Web page and app entries:
>>>
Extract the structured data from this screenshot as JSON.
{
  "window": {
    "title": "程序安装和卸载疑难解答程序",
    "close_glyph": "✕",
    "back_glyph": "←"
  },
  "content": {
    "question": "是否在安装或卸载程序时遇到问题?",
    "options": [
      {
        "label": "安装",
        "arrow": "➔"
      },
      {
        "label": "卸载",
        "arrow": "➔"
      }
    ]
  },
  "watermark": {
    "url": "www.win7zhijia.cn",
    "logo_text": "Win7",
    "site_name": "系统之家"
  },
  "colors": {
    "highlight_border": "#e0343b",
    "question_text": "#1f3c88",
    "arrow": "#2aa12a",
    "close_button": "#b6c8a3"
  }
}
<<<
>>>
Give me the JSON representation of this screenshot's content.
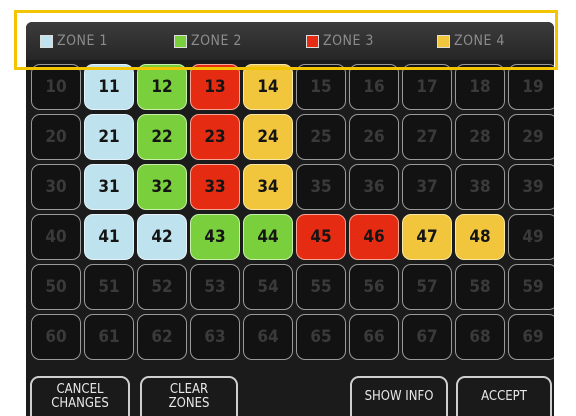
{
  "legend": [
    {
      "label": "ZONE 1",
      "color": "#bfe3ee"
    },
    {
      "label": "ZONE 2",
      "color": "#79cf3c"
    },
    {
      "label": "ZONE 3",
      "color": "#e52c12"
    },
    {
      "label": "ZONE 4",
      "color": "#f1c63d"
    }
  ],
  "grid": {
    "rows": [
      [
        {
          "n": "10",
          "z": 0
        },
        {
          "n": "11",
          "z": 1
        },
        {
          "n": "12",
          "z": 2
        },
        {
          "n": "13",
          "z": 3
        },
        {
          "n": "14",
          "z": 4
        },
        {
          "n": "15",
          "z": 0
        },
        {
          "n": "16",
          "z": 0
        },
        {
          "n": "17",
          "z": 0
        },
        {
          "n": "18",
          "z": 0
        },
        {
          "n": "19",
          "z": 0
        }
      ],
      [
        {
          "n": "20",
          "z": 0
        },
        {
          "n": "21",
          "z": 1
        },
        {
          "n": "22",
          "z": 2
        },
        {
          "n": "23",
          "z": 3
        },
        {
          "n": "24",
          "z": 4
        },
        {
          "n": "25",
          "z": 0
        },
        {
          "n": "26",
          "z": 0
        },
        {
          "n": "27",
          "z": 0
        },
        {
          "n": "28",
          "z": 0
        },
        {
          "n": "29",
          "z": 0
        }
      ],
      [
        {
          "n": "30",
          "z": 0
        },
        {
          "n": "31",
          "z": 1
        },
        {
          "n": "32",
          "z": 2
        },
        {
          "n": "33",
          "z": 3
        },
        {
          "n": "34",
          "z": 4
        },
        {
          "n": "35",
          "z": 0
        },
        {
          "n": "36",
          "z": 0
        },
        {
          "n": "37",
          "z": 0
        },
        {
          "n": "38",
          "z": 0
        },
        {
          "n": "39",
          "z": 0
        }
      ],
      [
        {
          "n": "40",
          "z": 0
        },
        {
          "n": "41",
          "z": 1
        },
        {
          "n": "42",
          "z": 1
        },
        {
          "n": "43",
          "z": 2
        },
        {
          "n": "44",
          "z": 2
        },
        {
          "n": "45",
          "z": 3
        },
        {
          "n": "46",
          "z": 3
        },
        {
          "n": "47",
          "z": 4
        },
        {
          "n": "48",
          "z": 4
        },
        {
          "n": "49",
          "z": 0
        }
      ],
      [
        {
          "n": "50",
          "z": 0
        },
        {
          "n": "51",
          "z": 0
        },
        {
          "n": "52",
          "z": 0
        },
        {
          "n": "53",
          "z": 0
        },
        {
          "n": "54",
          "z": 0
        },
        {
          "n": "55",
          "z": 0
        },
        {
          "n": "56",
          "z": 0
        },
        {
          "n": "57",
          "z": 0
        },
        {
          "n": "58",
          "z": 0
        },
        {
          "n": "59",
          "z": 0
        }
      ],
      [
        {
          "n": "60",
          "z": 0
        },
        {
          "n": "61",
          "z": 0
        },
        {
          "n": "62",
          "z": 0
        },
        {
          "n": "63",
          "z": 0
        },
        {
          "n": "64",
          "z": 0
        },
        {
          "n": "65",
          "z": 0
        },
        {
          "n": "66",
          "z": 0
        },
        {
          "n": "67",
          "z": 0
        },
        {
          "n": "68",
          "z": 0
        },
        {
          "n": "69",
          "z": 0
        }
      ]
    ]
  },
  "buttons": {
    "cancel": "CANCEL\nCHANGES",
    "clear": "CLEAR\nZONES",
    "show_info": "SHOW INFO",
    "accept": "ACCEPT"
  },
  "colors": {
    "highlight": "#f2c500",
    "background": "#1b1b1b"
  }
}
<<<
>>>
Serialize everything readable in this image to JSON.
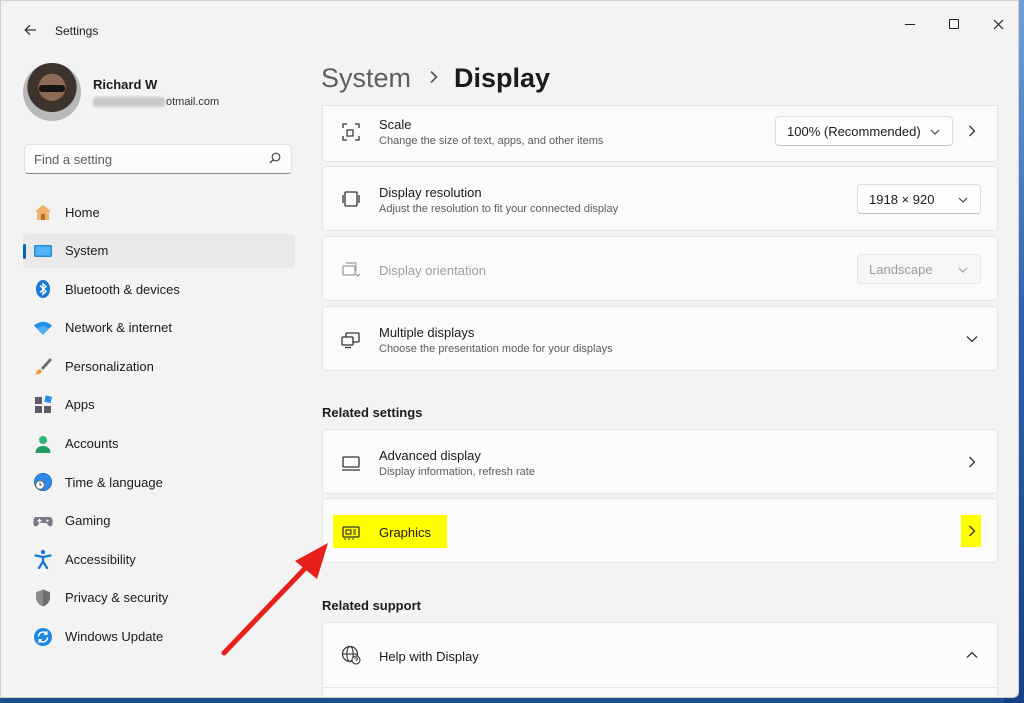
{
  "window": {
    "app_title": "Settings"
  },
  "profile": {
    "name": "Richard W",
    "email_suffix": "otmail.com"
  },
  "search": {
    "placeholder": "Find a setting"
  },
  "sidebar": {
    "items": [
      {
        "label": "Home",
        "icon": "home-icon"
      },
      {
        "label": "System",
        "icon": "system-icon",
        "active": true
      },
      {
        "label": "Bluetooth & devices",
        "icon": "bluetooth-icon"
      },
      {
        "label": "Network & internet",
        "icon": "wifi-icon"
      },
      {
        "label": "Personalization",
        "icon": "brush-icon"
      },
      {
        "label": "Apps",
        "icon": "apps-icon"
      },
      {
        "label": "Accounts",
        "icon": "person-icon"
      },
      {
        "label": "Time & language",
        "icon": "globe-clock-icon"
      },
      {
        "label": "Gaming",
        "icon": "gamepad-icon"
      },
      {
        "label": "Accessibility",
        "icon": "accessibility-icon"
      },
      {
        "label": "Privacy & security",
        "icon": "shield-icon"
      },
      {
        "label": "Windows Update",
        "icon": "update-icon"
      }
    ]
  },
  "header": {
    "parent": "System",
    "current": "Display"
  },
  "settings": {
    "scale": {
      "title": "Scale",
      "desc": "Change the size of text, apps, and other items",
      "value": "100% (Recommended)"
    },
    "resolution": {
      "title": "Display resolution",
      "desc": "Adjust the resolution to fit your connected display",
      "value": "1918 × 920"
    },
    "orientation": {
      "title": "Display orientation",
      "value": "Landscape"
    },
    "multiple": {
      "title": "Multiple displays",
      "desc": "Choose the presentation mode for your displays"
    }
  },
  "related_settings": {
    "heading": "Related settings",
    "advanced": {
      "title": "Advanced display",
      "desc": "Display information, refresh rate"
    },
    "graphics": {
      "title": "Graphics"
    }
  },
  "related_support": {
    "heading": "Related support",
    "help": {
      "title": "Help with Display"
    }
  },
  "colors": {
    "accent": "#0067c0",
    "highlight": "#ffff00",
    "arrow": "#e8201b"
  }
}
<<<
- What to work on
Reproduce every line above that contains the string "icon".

- Solution to the exercise
        "icon": "home-icon"
        "icon": "system-icon",
        "icon": "bluetooth-icon"
        "icon": "wifi-icon"
        "icon": "brush-icon"
        "icon": "apps-icon"
        "icon": "person-icon"
        "icon": "globe-clock-icon"
        "icon": "gamepad-icon"
        "icon": "accessibility-icon"
        "icon": "shield-icon"
        "icon": "update-icon"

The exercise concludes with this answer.